In a new 99-page “advanced notice of proposed rulemaking” released on Tuesday, the agency is seeking input on mandated in-car technology that can detect alcohol impairment and potentially prevent it altogether.
NHTSA evaluated 331 driver monitoring systems and found that none of them are commercially available and capable of accurately identifying alcohol impairment. While there are three systems in the research and development phase that claim to detect alcohol impairment, NHTSA did not disclose their names.
However, driver monitoring is not the only solution at NHTSA’s disposal. President Biden tasked the agency with finding a solution in the bipartisan infrastructure law of 2021. This law challenges NHTSA to develop a federal motor vehicle safety standard that can passively observe a driver’s impairment or accurately detect their blood alcohol concentration, or a combination of both.

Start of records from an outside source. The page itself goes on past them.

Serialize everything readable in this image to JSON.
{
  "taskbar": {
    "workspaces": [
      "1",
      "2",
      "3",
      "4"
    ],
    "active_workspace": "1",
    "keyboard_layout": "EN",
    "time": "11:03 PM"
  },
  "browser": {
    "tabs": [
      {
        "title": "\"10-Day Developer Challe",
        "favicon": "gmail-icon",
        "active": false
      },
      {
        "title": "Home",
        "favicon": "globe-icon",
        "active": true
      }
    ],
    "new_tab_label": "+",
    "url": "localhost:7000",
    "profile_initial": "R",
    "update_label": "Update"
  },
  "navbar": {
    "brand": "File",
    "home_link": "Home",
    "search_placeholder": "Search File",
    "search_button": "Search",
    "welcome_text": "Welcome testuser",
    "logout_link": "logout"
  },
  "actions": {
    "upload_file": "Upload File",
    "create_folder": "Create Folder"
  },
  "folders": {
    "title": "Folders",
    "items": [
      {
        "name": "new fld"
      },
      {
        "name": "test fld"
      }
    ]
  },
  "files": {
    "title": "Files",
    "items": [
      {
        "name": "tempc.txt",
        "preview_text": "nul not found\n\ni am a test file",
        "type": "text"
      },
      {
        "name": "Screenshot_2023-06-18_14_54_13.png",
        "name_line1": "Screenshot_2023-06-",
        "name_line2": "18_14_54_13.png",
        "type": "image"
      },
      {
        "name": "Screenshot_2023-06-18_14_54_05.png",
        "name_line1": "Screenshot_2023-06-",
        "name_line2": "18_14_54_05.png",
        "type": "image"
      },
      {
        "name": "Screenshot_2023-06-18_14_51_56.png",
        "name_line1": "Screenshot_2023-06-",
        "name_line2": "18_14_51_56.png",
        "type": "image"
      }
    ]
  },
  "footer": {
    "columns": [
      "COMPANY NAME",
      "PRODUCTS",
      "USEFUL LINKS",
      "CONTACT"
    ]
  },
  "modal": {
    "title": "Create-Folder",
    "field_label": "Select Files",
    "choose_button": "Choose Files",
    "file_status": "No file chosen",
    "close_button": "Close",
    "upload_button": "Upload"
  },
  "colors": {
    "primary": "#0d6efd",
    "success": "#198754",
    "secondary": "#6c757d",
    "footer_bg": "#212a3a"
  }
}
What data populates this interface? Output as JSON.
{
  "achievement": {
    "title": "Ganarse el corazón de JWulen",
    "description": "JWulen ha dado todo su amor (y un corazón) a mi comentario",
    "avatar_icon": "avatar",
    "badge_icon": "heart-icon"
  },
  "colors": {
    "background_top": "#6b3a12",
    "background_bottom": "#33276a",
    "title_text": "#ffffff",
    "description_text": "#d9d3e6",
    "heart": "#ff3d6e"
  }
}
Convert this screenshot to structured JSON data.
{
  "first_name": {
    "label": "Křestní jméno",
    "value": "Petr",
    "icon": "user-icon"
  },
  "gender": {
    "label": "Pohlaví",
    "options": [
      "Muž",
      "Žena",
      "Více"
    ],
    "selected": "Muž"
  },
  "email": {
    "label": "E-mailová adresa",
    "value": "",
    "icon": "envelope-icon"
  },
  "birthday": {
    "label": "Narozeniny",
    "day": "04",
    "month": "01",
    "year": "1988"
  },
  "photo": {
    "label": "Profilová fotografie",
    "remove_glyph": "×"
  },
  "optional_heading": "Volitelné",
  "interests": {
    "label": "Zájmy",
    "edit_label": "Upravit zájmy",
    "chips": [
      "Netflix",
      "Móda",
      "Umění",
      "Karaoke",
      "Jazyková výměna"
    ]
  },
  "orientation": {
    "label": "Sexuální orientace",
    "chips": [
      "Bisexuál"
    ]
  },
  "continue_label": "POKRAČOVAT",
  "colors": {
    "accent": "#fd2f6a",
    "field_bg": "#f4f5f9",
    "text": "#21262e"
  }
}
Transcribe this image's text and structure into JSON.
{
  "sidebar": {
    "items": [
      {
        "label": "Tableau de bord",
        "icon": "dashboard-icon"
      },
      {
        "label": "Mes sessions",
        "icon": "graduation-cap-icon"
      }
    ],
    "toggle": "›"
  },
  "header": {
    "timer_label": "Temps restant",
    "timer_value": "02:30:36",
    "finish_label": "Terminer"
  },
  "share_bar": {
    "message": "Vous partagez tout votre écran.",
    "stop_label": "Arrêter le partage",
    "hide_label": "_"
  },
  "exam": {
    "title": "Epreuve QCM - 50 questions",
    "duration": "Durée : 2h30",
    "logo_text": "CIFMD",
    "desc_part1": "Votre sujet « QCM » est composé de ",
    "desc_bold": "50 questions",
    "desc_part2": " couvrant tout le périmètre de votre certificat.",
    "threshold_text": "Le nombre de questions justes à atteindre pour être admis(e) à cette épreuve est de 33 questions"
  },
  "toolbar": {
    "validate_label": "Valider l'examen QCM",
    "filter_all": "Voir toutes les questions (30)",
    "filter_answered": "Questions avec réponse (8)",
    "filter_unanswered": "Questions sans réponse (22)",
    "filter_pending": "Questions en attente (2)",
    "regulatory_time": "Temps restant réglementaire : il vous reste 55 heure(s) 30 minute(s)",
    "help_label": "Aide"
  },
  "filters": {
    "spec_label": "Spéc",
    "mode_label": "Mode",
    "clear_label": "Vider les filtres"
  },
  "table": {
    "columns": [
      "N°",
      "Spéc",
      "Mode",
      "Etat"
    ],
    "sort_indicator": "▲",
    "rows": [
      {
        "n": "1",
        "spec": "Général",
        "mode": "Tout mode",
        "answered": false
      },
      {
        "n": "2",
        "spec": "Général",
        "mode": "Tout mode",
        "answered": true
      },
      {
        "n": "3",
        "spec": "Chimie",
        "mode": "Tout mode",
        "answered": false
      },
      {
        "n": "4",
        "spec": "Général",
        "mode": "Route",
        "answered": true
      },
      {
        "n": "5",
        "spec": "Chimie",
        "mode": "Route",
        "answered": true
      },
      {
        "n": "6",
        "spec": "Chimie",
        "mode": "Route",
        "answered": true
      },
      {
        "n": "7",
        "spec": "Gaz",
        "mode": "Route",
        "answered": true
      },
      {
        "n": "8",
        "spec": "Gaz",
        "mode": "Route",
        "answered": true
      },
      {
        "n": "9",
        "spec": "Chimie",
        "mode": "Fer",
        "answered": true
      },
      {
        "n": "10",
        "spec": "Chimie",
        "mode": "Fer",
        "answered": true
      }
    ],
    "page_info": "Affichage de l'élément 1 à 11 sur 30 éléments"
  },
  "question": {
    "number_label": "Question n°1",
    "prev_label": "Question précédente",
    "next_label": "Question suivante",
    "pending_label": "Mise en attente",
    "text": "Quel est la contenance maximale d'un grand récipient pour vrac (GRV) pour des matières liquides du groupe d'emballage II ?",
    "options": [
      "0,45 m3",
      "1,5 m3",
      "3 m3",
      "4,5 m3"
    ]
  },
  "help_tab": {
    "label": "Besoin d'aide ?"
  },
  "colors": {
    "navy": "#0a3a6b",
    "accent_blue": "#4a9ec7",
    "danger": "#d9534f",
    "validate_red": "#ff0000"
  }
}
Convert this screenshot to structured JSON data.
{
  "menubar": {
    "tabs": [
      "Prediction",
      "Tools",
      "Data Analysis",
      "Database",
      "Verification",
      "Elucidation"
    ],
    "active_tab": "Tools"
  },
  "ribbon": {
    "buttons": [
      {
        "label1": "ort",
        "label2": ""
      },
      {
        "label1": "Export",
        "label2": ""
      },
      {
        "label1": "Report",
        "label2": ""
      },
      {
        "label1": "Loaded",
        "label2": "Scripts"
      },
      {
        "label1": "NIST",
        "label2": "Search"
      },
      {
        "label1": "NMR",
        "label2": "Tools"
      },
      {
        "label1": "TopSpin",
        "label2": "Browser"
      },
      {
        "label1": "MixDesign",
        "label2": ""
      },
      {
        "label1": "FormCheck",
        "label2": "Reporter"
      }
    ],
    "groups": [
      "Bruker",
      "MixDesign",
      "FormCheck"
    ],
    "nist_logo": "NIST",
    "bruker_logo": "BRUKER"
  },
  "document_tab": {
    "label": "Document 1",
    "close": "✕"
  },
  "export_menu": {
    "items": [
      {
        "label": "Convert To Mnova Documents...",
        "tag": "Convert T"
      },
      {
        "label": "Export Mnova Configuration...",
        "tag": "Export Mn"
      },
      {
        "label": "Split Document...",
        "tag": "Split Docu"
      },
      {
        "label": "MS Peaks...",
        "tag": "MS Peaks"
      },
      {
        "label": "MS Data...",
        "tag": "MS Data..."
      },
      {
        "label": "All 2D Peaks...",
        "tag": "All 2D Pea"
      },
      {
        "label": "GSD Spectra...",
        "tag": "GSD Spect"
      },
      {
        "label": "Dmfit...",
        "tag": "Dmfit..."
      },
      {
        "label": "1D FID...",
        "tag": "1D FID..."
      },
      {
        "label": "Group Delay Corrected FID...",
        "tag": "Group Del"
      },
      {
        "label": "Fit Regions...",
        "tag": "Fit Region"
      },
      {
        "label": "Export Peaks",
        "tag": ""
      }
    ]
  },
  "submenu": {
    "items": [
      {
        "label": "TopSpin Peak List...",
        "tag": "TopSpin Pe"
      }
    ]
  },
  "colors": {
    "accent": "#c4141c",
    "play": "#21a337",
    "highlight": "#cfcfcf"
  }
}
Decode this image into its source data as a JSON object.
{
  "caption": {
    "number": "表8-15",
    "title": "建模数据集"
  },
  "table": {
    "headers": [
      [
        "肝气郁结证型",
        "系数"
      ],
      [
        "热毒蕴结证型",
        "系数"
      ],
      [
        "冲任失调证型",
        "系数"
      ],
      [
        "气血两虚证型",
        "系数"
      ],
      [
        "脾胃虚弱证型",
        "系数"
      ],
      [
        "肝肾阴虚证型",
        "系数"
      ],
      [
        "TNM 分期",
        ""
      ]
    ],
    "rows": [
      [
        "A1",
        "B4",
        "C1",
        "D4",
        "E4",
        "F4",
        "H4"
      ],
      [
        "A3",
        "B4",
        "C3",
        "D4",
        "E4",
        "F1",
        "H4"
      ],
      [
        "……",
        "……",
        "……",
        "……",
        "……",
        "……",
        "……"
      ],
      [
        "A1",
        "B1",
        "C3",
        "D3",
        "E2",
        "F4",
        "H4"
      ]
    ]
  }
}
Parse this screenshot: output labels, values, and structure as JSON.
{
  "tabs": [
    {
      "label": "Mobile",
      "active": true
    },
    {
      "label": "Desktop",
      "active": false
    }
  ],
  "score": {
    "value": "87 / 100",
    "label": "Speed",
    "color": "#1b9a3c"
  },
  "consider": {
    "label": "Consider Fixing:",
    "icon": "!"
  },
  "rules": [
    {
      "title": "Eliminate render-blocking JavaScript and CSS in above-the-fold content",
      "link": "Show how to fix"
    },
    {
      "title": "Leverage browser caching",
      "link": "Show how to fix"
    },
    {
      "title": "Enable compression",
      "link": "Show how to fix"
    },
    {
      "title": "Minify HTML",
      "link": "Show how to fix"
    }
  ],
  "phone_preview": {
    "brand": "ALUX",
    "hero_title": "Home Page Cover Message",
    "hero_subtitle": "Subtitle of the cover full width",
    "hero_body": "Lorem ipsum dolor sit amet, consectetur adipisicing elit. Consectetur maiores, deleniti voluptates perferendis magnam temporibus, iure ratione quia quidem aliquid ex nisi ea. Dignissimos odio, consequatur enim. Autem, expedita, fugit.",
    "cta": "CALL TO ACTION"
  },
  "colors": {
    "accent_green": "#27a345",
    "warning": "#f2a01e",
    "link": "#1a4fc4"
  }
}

Precision is crucial, and NHTSA states that blood alcohol detection technology presents a more feasible near-term solution. Many states already require breathalyzer-based alcohol ignition interlocks for repeat or high-blood alcohol content offenders. However, because this technology is considered “active,” meaning the driver must proactively engage with it, it contradicts the passive requirement of the law.
Fortunately, there may be another option.
NHTSA has been collaborating with the Automotive Coalition for Traffic Safety (ACTS) since 2008 on a public-private partnership known as Driver Alcohol Detection System for Safety (DADSS). As part of this program, DADSS has developed both breath and touch-based methods of detecting driver impairment. While the breath-based method is also considered active and not viable, NHTSA explains that the touch sensor, designed to be embedded in a part of the car that the driver must touch to operate, could be considered passive.
CEO of ACTS, Robert Strassburger, believes that the touch sensor may be the best solution in the near term, given the restriction that the technology must be passive. He is eager to see how the public responds.
“When I read the submitted comments, one thing that will interest me is how people feel about it. It ultimately comes down to consumer acceptance,” he remarks. “We want to make sure that we do not require drivers to adopt a new way of interacting with their vehicle.”
Timing is critical as well. Drunk driving not only claims thousands of lives and costs the country billions of dollars every year but also the regulation must be standardized by November 2024.
However, achieving this target may be challenging given the numerous questions raised by NHTSA in the notice. The agency presents many complex issues, such as requesting more input on driver monitoring and defining “passive.” For example, if a touch sensor is installed in the start-stop button, how can you ensure that the driver is the one who pushes it? If the system determines that the driver is too intoxicated to start the car, should it prevent the car from starting? What if the driver is attempting to flee from a wildfire?
“This is an extremely intricate regulation,” Strassburger comments. “There is a great deal of detail, and it’s crucial for the agency to get it right.”